[Skip to Content Landing]
March 22, 1958


Author Affiliations

River Forest, Ill.

Professor Emeritus of Obstetrics and Gynecology, University of Illinois College of Medicine, Chicago.

JAMA. 1958;166(12):1409-1412. doi:10.1001/jama.1958.02990120001001

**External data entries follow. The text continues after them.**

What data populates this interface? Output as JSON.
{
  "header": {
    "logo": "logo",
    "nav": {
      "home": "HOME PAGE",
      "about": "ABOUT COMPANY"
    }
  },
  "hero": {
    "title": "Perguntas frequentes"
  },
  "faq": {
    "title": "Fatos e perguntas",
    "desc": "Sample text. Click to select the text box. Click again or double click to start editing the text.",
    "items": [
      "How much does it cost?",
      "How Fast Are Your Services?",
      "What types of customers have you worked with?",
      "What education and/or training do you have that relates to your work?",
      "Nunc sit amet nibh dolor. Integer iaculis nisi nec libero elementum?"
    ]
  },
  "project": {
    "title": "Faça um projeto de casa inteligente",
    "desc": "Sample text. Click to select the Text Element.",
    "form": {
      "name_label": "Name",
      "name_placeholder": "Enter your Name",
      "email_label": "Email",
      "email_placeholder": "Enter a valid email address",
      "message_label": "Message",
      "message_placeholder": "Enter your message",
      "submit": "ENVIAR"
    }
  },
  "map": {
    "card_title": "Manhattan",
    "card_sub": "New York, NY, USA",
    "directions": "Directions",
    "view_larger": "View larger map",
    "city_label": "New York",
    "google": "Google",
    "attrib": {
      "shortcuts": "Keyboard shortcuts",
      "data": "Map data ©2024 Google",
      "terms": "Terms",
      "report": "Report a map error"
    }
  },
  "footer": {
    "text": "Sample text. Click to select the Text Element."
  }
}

Five hundred cesarean operations were done by the same surgeon using alternately the classic technique and the low cervical technique with longitudinal incision. No significant differences could be observed in the results for either mother or baby. The transverse incision is deprecated because of the danger of hemorrhage. The cesarean operation should be done promptly if a patient with toxemia does not improve within 72 hours under strict medical management. Toxemia management must be continued after operation until albuminuria and hypertension have subsided and urinary output is satisfactory. Bicornuate uterus and related anomalies should be kept in mind as possible causes of many varied obstetric difficulties. Infected abortions, ectopic pregnancy, and sterility still are important problems in obstetric surgery. In gynecologic surgery many important questions remain unanswered, especially relating to uterine carcinoma, ovarian carcinoma, and leiomyomas. Difficulties of diagnosis arise from the fact that the symptoms of a fibroid tumor may be little affected by the presence or absence of an associated malignancy and that the combination of ectopic pregnancy and fibroid tumors is not uncommon. If intra-abdominal hemorrhage is strongly suspected in a woman with a fibroid tumor, immediate operation is recommended.